Strategic Human Resources and Talent Management recently released their predictions for 2012, which included points such as employee engagement taking center stage, corporate training continuing to transform, and the movement within organizations to focus on career development.
Here at WorkSimple, we thought we’d make our own workforce predictions, and perhaps our own resolutions, for the new year. So, without further ado, here they are:
A true realization that performance reviews just don’t work
We’ve said it before: performance reviews aren’t effective. Not only do they take up a lot of time, but it’s also difficult to remember every single detail about every single employee.

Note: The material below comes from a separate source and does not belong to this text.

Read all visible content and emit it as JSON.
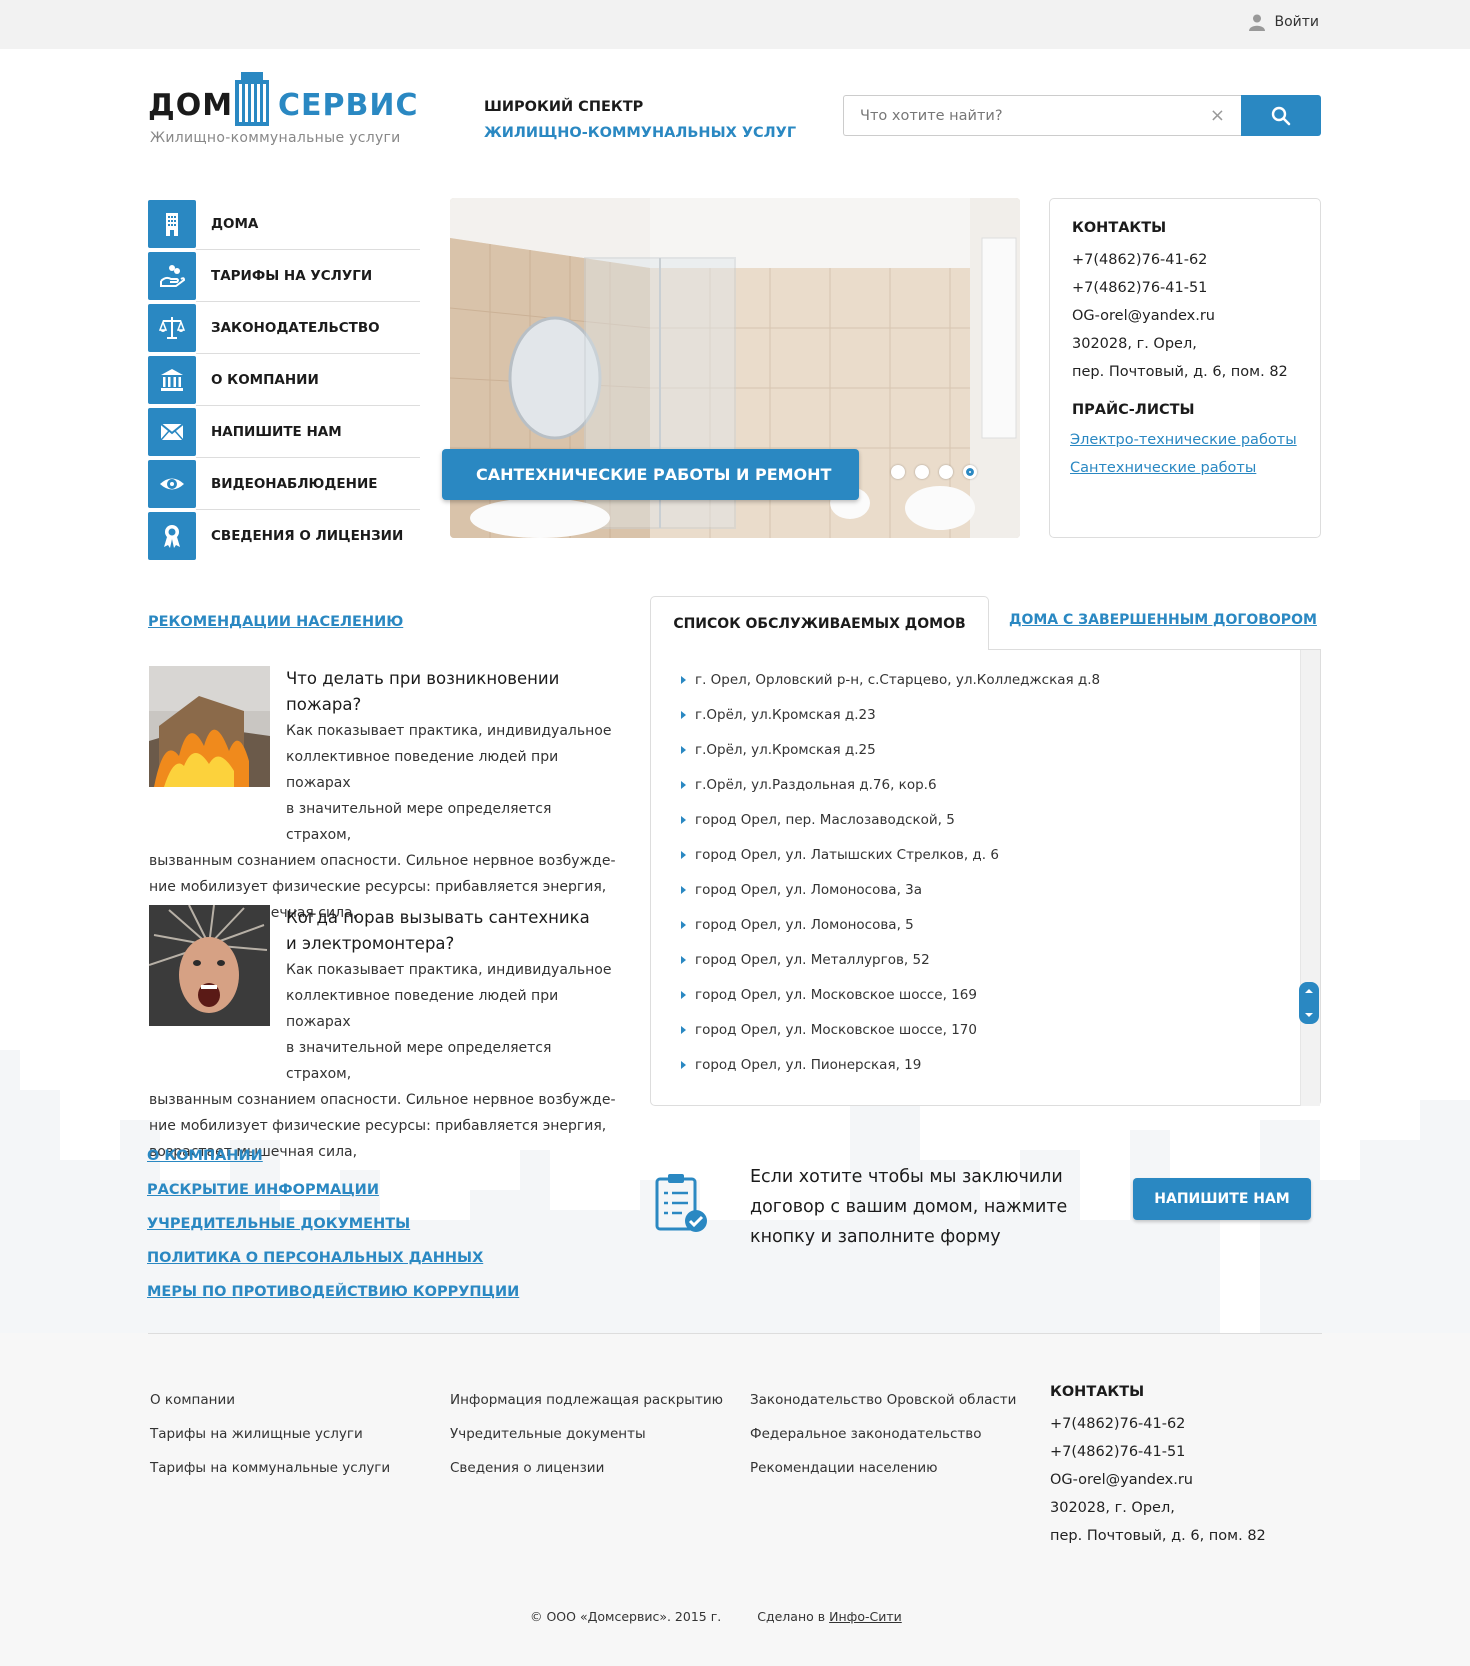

Instead, we see the workplace shifting to something that works the way they do: social goals.
Social goals allow you to communicate better with your team members in real time, not just once or twice a year. So, if you notice an employee not working to their full potential, start a conversation then and there. This helps them improve, while at the same time reaching your overall company goals.
A greater shift to a virtual workforce
The virtual workforce has definitely increased over the past few years, with 53% of CFOs planning to increase telecommuting at their companies. So, if you don’t work or operate at least semi-virtually, you more than likely will be doing some sort of virtual work in the future.
Although a virtual workforce has it’s pros and cons, the fact is that virtual workforces work just as well as traditional environments, while offering a better work-life balance, something that many of us are trying to achieve. Management just needs to take the time to plan, manage, and engage teams to ensure goals can be met in the most effective way.
Results matter to all of us, whether we’re entry-level or a high-ranking CEO. However, we believe that in 2012 we’ll see a greater shift towards results-driven cultures. With all the technology we have available, it’s now easier than ever to not only achieve our goals, but achieve them in the easiest way possible, both internally and externally.
A few ways you can do this include embracing social goals as a way to build rapport, proactively outlining every move, and of course, constant communication and feedback. If everyone is on the same page, it’s easier to achieve the results you want.
The growth of empowerment and engagement
Sometimes, employees just need a little motivation. By empowering your workforce, whether they are virtual or in a traditional environment, you give them a reason to do their best. You don’t have to give a passionate speech every morning. You just have to help your team feel important and worth something, as opposed to just being a number.
At the same time, it’s important to engage with your team. After all, job satisfaction starts with feeling appreciated. So, if you want to keep the best employees, you have to learn how to engage with them. Today’s workforce almost expect it, with things like social software and collaboration being high ranking. Learn who they are, what projects are best suited for them, and keep them in the loop. By keeping that attention, and building that trust, you create a more open relationship.
Increased social performance
The traditional way performance management is run won’t work for much longer and in 2012, we’ll see an increased shift toward social performance. See, subjective appraisals based on how an employee operates isn’t the best way to critique when our roles are continuously changing, particularly things like goals. Plus, traditional performance reviews basically measure employee capabilities, something that should have been assessed during the hiring process.
Instead of measuring things like what an employee achieved during X amount of months, social performance will allow management to engage with the already capable employee with vision and empowerment, as well as consistent tools and feedback, to help everyone reach their goals.
The role of management will continue to evolve. In 2012, we’ll see more organizational structures with flattened hierarchy. That is, a more equal workforce. So, instead of seeing the all-powerful manager, will see manager’s becoming more like coaches, setting the bar high and motivating employees to get the job done without that preconceived iron fist.
In addition, a flattened hierarchy also means that full transparency must happen. Transparency describes how easily updates and information flows throughout an organization and it essentially depends on open and honest managers. When it comes down to it, communication and corporate goals can positively impact how employees work, both individually and in teams, which leads to greater competitiveness—and greater success.
Agile work and agile performance
At it’s core, agile work and agile performance is offering real-time, continuous feedback. This type of management offers constant feedback rather than quarterly or yearly reviews. Instead, focus on innovation which creates business value by helping all team members see how their job impacts other departments and getting real-time feedback. When employers see the bigger picture, and their role in it, it proves for a better work environment.
What do you think? What are your 2012 workforce predictions?